* EXERCISE OBJECTIVE: Count the lines in the entries below that include the word "Immediate". Give nothing but the number.

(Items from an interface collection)

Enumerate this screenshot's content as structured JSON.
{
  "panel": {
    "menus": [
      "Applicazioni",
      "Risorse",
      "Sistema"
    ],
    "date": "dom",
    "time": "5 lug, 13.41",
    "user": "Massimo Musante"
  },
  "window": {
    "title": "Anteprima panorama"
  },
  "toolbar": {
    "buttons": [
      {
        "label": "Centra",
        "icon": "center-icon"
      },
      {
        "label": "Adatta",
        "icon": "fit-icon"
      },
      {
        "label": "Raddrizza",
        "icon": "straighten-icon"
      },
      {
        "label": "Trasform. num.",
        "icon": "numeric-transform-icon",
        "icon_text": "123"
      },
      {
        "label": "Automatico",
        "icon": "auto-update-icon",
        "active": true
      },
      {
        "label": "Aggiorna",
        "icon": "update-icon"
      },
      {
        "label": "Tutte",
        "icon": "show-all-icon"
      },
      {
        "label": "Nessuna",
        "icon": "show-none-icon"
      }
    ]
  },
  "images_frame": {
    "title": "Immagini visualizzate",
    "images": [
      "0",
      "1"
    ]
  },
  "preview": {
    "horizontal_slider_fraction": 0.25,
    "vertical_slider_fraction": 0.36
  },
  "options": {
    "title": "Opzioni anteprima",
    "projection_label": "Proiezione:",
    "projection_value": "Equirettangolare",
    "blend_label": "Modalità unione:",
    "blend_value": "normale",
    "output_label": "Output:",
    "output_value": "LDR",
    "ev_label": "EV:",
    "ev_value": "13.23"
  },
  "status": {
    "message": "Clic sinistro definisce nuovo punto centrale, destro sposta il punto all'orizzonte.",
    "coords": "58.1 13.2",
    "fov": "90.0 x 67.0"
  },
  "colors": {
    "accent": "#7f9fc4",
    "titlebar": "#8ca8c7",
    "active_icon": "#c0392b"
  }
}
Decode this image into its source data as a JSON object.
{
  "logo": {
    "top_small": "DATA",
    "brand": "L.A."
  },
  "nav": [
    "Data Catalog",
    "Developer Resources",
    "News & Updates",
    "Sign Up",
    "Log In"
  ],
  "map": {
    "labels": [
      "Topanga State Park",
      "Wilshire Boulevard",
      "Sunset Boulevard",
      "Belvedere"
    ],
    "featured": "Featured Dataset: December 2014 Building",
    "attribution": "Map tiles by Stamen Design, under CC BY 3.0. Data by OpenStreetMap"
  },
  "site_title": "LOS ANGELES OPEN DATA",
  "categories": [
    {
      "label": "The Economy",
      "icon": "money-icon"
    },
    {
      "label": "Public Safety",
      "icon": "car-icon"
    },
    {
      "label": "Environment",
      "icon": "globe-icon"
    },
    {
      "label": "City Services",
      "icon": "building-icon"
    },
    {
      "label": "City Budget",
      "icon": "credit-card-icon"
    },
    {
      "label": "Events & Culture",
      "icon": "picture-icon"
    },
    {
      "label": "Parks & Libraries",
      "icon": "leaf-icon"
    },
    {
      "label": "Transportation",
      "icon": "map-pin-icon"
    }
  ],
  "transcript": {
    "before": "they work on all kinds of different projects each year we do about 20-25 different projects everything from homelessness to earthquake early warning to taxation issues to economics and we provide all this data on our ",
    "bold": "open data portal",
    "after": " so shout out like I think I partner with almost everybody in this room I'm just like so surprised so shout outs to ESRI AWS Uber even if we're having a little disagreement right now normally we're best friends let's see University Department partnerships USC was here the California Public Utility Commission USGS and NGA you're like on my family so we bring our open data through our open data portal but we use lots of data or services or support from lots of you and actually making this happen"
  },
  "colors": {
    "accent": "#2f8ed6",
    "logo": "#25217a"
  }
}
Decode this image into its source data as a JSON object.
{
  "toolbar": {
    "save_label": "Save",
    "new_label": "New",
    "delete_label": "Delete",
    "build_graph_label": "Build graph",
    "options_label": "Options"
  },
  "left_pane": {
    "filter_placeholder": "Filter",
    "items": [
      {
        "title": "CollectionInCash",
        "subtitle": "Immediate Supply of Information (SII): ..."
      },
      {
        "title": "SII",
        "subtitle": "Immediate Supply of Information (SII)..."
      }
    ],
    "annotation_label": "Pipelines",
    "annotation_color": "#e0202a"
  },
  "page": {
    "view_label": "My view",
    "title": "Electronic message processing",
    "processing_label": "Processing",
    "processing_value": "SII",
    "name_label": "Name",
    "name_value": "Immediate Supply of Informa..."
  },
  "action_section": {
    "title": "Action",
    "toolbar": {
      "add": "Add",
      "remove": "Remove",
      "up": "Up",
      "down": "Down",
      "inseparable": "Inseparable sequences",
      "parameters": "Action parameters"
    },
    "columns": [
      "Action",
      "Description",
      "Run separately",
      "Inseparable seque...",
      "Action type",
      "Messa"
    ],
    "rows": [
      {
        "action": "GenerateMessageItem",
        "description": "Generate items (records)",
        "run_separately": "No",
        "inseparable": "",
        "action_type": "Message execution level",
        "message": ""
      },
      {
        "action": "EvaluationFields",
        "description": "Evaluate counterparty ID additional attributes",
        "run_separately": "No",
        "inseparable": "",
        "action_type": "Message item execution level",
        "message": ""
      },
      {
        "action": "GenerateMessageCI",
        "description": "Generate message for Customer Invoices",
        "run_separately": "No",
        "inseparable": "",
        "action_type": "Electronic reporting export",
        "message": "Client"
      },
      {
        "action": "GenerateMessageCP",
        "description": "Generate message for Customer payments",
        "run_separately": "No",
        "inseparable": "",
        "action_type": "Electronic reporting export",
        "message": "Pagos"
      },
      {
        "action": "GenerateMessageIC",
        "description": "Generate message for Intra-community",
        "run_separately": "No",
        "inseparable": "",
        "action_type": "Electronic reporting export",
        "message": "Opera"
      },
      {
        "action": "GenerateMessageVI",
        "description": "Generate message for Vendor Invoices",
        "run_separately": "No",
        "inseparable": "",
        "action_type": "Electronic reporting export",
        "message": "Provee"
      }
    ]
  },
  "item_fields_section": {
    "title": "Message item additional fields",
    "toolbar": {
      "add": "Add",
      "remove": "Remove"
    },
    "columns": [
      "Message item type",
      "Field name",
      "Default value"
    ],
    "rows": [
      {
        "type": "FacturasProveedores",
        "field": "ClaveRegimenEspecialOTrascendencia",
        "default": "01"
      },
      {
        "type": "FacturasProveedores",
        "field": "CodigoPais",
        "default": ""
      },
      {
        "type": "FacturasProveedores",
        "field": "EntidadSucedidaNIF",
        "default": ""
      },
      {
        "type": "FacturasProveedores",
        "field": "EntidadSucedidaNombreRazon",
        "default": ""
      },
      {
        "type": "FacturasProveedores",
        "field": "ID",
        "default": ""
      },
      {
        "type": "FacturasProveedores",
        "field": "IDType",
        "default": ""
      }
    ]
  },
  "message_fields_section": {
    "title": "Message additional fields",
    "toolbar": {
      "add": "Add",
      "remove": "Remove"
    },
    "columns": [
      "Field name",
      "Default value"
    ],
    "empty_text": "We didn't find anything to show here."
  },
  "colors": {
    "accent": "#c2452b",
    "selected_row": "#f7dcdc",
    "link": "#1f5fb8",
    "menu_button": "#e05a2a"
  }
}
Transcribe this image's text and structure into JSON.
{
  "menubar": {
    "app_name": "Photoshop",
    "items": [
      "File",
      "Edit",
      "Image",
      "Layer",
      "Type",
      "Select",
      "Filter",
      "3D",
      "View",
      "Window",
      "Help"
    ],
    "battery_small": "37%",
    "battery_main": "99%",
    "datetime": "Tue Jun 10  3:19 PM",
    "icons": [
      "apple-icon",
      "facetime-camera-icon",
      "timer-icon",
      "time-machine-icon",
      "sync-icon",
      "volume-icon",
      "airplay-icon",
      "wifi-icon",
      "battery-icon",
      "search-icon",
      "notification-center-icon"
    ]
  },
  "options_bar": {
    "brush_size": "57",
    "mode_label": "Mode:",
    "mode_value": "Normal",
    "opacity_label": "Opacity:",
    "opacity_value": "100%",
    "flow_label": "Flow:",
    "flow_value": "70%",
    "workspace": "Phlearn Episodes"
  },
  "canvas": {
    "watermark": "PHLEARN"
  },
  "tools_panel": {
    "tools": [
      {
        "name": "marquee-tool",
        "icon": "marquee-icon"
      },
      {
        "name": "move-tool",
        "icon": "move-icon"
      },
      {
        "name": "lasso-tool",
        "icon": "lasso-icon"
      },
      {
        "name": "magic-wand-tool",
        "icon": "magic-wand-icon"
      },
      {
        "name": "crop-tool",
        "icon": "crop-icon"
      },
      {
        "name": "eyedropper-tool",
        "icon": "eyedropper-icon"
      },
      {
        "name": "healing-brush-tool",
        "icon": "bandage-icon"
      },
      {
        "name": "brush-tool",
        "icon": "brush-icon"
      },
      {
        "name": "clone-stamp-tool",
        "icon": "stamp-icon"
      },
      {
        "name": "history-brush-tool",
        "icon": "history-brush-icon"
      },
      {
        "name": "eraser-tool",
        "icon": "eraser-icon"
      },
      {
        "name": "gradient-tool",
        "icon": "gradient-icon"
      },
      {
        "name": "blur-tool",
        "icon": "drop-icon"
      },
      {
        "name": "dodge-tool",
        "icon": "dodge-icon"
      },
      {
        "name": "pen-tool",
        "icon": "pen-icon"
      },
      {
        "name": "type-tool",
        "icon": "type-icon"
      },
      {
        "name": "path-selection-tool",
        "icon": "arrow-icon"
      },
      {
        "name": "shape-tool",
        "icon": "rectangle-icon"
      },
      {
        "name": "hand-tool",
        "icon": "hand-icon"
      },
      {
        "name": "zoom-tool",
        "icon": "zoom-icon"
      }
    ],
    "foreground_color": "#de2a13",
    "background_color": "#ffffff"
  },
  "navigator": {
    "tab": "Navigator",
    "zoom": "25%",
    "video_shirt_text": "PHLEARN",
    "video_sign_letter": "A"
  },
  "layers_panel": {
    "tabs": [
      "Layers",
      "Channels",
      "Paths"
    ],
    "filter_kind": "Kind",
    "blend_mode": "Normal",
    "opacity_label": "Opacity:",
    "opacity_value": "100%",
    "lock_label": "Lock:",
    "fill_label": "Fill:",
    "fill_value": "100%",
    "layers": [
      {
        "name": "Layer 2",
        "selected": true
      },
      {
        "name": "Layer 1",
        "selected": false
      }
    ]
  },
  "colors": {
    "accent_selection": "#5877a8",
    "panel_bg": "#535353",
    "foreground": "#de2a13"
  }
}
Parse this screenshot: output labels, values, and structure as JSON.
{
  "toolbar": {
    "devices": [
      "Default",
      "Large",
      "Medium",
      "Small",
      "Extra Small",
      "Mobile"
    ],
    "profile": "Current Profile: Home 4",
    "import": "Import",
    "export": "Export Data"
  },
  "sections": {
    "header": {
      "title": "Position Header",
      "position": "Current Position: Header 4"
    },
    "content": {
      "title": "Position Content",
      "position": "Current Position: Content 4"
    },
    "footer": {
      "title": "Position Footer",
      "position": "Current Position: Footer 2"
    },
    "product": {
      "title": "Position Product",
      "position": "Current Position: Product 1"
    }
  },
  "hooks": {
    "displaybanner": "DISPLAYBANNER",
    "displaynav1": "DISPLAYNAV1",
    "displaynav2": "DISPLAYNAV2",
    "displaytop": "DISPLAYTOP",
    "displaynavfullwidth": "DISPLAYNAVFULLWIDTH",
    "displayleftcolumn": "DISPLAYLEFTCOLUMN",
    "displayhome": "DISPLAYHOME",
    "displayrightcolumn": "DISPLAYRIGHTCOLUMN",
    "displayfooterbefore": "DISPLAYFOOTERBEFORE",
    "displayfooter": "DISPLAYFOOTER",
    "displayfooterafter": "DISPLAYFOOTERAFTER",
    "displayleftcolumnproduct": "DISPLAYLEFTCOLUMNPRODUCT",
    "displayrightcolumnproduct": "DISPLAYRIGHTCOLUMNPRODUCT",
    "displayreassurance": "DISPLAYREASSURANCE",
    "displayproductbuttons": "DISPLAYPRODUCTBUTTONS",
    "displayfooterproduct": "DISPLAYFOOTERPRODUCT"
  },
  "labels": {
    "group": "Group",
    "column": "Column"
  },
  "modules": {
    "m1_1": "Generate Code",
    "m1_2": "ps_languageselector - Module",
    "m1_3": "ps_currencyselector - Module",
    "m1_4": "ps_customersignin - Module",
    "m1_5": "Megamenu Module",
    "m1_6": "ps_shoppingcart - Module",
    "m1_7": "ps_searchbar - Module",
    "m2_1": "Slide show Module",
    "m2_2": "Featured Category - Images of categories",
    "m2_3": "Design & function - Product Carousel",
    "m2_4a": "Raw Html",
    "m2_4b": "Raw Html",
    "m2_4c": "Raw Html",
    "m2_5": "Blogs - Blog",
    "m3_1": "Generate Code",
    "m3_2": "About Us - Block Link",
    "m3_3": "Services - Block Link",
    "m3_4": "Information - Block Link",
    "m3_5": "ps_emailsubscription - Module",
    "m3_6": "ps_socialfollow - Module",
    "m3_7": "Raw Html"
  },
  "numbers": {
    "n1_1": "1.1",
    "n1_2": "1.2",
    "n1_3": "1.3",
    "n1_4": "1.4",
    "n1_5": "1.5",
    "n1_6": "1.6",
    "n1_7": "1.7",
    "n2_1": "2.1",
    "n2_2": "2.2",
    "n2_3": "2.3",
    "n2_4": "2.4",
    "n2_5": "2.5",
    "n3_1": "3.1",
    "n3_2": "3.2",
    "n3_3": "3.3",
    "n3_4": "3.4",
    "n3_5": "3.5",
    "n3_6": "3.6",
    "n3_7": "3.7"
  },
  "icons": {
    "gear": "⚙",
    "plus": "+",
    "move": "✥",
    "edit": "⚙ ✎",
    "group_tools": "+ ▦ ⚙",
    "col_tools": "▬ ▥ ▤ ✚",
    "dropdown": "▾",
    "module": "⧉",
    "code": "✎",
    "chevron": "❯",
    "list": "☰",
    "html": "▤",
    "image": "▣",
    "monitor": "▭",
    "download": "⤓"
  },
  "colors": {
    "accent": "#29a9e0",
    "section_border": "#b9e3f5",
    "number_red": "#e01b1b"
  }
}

* SOLUTION FOR THIS TASK: 3